Teens and Social Media
According to Teens, kindness and cruelty on social network sites - a report published in November 2011 by the Pew Internet & American Life Project:
- 95% of all American teens ages 12-17 are online and 80% of those online teens are users of social media sites
- 88% of social media-using teens have witnessed other people be mean or cruel on social network sites
- 15% of social media-using teens say they have been the target of online meanness
- 19% of teens have been bullied in some form – in person, online, by text, or by phone
- 58% of teen internet and cell phone users say their parents have been the biggest influence on what they think is appropriate or inappropriate when using the internet or a cell phone.
Facebook, parents and kids under 13 In spite of Facebook's age minimum of 13, it turns out many parents are aware of the fact that their children under age 13 have Facebook accounts, and many even assist their kids in setting up their account! According to a US survey of 1,007 U.S. parents who have children living with them between the ages of 10-14, conducted in July, 2011:
- 12 is the mean age at which parents of current 13-and 14-year-olds reported that their child joined Facebook; Facebook’s minimum age is 13.
- 36% of all parents surveyed knew that their child joined Facebook before the age of 13; 68% of these parents helped their child create their account.
- 55% of parents of 12-year-olds report their child has a Facebook account; 82% of these parents knew when their underage child signed up and 76% assisted in creating the account.
- 53% of parents think Facebook has a minimum age; 35% of these parents think that it is a recommendation and not a requirement.
- 78% of parents reported various reasons that make it acceptable for their child to violate minimum age restrictions on online services.
- More than 85% of parents with teenagers ages 13 to 17 reported that their children had social media accounts.
- Of that number, more than 52% said that they were concerned about their kids being the victim of harassment or teasing over social media.
- One in six parents reported knowing that their child had been teased, harassed or bullied over social media sites, some of the victims as young as 9 years old!
- One in seven parents prohibit their children from using a social media site. The most common reasons cited for keeping children from having a presence on social media were they were too young or lack of privacy.
- Cyberbullying was twice as common among girls compared to boys, with about two-thirds of cyberbullying occurring among females.
- Parents ages 30 to 39 were more likely to be aware that their child had been teased, harassed or bullied online than parents 39 or older.

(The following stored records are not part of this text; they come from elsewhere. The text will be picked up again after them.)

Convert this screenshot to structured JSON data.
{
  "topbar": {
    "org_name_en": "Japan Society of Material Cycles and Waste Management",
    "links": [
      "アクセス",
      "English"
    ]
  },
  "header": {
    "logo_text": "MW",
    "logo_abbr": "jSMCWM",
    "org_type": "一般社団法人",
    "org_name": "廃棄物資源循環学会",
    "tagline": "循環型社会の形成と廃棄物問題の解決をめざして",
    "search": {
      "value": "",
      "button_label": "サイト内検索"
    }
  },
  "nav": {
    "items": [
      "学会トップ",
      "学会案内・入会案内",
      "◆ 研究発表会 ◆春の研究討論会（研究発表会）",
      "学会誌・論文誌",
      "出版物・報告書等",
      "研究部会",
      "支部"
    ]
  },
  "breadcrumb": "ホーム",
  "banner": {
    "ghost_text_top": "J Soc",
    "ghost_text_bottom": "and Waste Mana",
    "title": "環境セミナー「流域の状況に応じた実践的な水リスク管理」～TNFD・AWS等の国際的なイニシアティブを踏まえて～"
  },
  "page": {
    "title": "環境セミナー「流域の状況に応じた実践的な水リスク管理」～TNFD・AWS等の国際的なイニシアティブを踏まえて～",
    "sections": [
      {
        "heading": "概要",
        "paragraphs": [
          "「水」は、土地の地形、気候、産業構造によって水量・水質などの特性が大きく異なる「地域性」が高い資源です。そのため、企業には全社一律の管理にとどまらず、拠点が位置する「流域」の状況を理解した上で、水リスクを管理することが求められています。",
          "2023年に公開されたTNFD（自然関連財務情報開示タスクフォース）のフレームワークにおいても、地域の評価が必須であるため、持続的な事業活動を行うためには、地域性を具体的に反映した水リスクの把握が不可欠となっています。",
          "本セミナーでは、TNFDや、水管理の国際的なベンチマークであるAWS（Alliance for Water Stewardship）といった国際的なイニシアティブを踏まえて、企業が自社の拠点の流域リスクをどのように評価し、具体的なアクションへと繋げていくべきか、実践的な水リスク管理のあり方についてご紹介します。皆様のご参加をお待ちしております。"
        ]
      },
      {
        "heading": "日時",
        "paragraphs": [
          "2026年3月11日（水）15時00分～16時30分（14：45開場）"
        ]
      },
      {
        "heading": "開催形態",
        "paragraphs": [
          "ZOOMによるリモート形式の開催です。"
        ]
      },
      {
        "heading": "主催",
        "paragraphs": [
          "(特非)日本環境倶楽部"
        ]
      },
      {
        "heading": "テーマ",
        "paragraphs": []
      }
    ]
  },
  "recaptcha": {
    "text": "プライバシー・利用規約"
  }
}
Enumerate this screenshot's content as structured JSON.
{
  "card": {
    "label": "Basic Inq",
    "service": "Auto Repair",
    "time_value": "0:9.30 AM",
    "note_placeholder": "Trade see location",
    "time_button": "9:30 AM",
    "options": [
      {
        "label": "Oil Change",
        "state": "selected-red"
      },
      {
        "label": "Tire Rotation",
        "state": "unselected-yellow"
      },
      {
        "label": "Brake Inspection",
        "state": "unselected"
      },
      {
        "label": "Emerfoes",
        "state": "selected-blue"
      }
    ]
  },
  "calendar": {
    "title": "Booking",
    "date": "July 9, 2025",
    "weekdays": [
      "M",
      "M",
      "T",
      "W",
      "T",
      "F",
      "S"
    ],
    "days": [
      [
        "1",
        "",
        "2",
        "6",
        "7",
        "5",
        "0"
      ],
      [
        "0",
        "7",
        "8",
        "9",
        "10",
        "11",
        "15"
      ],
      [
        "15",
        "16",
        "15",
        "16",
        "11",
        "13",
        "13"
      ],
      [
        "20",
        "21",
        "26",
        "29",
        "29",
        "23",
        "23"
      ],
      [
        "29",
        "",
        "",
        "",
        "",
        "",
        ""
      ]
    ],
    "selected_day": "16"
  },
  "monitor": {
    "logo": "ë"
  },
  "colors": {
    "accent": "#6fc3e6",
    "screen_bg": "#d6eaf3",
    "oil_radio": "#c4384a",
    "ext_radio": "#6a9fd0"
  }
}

- Of the 20 million minors who actively used Facebook in the past year, 7.5 million—or more than one-third—were younger than 13.
- Among young users, more than 5 million were 10 and under, and their accounts were largely unsupervised by their parents.
- One million children were harassed, threatened, or subjected to other forms of cyberbullying on the site in the past year.
American Osteopathic Association, Press Release (July 11, 2011), "Parents Fearful of Cyberbullying", Retrieved July 13, 2011 from http://www.osteopathic.org/inside-aoa/news-and-publications/media-center/2011-news-releases/Pages/7-11-11-survey-parents-fearful-of-cyberbullying.aspx
Consumer Reports. (June, 2011). “Online exposure: Social networks, mobile phones, and scams can threaten your security", Retrieved May 16, 2011 from http://www.consumerreports.org/cro/magazine-archive/2011/june/electronics-computers/state-of-the-net/online-exposure/index.htm
Lenhart, A., Madden, M., Smith A., Macgill, A., Purcell, K., Zickuhr, K. Rainie, L. (2011). “Teens, kindness and cruelty on social network sites”, A Pew Internet & American Life Project Report, Retrieved Nov. 17, 2011 from http://pewinternet.org/Reports/2011/Teens-and-social-media/Summary/Findings.aspx
Boyd, Danah, Hargittai, Eszter, Schultz, Jason, AND Palfrey, John."Why parents help their children lie to Facebook about age: Unintended consequences of the ‘Children’s Online Privacy Protection Act’" First Monday [Online], Volume 16 Number 11 (31 October 2011), Retrieved November 2, 2011 from http://www.uic.edu/htbin/cgiwrap/bin/ojs/index.php/fm/article/view/3850/3075
Tags: teens, social media, research, Facebook